Once again, in the debate over California’s Proposition 29, the tobacco companies seem to have all the money in the world, even though relatively few people smoke nowadays. Under the circumstances, I don’t shed much of a tear for them.
1. They could put on their packs, in type as large as the health warning, “DISPOSE OF PROPERLY – PUT BUTT BACK IN PACK.” Or, they could include a little plastic bag with each pack, of the kind that we insist dog walkers carry – no one crusades against dogs as a health hazard, and the way we deal with solid dog waste is the way we should deal with cigarette waste. It’s amazing, in a society where so few people supposedly smoke, how much litter is composed of butts. In fact, one reason I took up smoking cigarettes at the advanced age of 59 is precisely that I wanted to be able to practice what I preach, and show that it could be done. A stupid reason for starting smoking? Well, is there an intelligent reason for starting smoking? I don’t think so. I mean, if the beer companies can put on their cans “Dispose of Properly” so can Altria, or whatever it’s called.
2. They could take back filters and recycle them into something, paying us a penny per filter, like we already do with certain kinds of glass bottles and cans. Surely all those filters can be used for something. And surely the tobacco companies have enough money to be able to support some research on this subject. And, for those who wish to keep the penny in circulation [the Canadians are phasing out theirs, and no coin in common use in Europe is worth that little] here’s a use for it.
3. Tobacco taxes could be used to support the supplemental health insurance system, for those who have trouble affording health insurance, because their product does burden the health care system. I’m not in favor of a “public option,” necessarily, so I don’t know how it is to be worked out. Maybe an “assigned risk pool” like with auto insurance. Anyhow, tobacco should not be the cash cow for everybody’s favorite cause, as it seems to be now. Cigarette smokers and rich people – not much overlap between the two nowadays – are the “other people” or “not me” whom we feel free to tax heavily.

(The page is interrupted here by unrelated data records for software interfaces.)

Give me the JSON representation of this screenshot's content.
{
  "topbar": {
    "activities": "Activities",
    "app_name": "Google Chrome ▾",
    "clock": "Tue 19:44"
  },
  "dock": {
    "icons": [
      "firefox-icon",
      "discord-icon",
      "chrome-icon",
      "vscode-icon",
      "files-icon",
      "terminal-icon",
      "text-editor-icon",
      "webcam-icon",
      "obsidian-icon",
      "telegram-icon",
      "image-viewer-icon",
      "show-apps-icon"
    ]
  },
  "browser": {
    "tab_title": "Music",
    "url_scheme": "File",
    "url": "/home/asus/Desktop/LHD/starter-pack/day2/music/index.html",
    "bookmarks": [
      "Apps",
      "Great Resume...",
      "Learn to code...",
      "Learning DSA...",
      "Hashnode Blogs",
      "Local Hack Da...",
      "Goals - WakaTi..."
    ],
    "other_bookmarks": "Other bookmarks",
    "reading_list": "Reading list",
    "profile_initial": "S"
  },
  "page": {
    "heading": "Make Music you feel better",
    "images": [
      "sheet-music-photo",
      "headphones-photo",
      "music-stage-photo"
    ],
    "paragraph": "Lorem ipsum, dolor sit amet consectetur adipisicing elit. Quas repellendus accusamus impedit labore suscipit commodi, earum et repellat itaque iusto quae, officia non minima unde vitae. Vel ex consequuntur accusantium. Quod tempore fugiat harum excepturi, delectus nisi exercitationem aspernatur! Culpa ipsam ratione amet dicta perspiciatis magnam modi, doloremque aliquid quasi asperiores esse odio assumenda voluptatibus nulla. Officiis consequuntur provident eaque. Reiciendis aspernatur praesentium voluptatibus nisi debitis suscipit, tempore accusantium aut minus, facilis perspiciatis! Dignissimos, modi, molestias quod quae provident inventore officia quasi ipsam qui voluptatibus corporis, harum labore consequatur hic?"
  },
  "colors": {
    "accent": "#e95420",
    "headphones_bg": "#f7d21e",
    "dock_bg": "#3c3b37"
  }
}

4. I never want to go back to the days of indoor smoking, with the possible exception of some bars [not restaurants] in colder or more extreme climates. [I still find the idea of smoking with food, or with anything but water, beer, coffee, or bourbon, disgusting.] The companies could chart and promote “smoking patios,” which are places where you can have your alcoholic drink and smoke at the same time, as people like to do. Amusing to British people are the restrictions on taking one’s drink outside; if you can’t smoke inside, and can’t drink outside, only on these patios do the two universes intersect. Here in my own community, the individual bars are allowed to choose whether their “patios” [which you have to enter from inside, not from the street] allow smoking, or not; some do, some don’t, depending on their clientele. And, apartment complexes that ban smoking in their apartments could have an outdoor space in the courtyard, where you can also take your drink. It encourages certain people to leave their rooms and their video games and come out into the courtyard or street and be reasonably social. Another reason why I don’t want to return to indoor smoking. Public and street life is encouraged by banning it. The New Urbanists ought to take a note of this. And if people are trained to not drop their butts on the ground, the aesthetic and litter aspects of the vice can be minimized. Smoking cigarettes, given the hazards, is something of an extreme sport; I have no problems with it being mainly an outdoor one.